▶ WHAT YOU WILL DO
Wherever "takeaway" shows up in the records below, copy the whole line.

(Entries taken from a collection)
____

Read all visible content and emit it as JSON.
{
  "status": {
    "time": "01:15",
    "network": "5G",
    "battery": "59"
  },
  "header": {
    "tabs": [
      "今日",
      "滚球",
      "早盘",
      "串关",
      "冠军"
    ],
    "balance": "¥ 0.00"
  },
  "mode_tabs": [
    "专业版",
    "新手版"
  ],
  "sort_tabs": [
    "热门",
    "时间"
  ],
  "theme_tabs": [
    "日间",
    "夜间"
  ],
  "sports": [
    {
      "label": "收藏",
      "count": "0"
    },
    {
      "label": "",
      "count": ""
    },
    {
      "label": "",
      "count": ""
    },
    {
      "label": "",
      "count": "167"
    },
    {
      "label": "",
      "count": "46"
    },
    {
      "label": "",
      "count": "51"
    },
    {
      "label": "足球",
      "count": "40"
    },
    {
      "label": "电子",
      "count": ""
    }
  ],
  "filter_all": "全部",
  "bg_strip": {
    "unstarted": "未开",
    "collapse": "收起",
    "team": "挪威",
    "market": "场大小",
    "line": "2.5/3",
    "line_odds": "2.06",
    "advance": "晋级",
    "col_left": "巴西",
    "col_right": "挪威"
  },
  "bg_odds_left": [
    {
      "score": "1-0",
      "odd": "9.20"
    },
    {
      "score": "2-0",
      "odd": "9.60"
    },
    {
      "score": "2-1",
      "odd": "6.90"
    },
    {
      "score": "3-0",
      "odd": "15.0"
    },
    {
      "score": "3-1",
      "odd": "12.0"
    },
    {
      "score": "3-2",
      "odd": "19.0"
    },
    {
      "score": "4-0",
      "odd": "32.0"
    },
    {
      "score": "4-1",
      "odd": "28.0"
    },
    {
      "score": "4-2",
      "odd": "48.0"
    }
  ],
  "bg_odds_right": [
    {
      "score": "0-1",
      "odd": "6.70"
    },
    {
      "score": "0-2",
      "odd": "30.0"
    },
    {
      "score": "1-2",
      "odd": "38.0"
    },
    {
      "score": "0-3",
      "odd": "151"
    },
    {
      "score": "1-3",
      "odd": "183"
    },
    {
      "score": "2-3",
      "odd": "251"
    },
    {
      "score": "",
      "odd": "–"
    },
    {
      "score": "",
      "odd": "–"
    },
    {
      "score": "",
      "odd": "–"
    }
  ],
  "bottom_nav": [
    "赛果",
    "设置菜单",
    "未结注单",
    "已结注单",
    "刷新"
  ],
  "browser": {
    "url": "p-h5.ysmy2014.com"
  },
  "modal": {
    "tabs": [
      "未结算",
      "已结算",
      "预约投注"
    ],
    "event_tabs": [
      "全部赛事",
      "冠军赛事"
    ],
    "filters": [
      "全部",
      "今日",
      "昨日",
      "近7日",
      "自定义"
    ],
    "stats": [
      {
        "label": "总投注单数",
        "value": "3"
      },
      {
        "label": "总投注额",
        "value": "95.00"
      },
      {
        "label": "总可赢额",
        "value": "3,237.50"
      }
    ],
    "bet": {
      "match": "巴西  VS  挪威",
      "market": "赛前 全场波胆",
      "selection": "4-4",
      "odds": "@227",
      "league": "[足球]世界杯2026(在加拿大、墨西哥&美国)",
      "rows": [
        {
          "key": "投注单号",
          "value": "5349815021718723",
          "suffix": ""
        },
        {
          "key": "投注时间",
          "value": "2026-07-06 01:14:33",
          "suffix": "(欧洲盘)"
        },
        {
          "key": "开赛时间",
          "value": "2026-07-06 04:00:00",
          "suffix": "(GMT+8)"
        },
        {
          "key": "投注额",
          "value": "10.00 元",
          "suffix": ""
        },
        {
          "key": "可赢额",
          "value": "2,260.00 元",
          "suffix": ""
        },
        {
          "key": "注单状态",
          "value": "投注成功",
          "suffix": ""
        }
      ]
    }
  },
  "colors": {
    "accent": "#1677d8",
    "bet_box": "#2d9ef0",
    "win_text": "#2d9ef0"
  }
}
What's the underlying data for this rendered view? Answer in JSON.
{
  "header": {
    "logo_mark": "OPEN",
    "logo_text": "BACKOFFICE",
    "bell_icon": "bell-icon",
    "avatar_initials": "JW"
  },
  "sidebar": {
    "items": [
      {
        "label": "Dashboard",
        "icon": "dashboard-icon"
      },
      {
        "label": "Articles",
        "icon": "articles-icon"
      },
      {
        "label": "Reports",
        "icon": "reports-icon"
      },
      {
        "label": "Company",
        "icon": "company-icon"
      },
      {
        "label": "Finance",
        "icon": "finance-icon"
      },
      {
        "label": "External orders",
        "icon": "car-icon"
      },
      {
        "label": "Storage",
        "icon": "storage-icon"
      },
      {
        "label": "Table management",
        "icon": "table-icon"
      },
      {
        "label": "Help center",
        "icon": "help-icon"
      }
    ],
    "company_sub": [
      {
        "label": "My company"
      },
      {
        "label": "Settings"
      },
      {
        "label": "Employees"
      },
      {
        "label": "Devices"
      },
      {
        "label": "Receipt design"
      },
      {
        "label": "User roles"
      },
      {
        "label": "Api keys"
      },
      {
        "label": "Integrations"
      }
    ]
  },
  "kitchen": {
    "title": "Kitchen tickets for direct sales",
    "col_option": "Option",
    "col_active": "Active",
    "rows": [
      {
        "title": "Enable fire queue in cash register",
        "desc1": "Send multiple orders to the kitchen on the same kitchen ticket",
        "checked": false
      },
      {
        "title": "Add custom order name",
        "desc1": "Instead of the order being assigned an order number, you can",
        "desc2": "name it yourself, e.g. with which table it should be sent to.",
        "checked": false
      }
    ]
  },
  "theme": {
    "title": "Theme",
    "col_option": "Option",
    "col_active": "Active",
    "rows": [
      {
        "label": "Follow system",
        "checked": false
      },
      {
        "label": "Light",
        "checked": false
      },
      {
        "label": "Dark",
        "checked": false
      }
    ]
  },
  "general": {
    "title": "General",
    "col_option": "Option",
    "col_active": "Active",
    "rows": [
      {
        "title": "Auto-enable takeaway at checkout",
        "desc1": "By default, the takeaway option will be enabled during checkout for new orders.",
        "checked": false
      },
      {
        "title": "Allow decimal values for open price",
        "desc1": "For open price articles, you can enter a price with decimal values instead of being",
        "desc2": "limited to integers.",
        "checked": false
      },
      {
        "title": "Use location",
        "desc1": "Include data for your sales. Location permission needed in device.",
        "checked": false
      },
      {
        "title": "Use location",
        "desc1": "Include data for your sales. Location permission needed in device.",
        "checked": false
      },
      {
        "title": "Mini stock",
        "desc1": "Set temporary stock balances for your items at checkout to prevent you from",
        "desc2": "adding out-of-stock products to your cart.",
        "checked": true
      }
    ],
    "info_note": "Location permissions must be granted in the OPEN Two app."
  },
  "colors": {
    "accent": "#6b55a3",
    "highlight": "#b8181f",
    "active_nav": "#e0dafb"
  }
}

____

▶ RESULT FOR THIS TASK
        "title": "Auto-enable takeaway at checkout",
        "desc1": "By default, the takeaway option will be enabled during checkout for new orders.",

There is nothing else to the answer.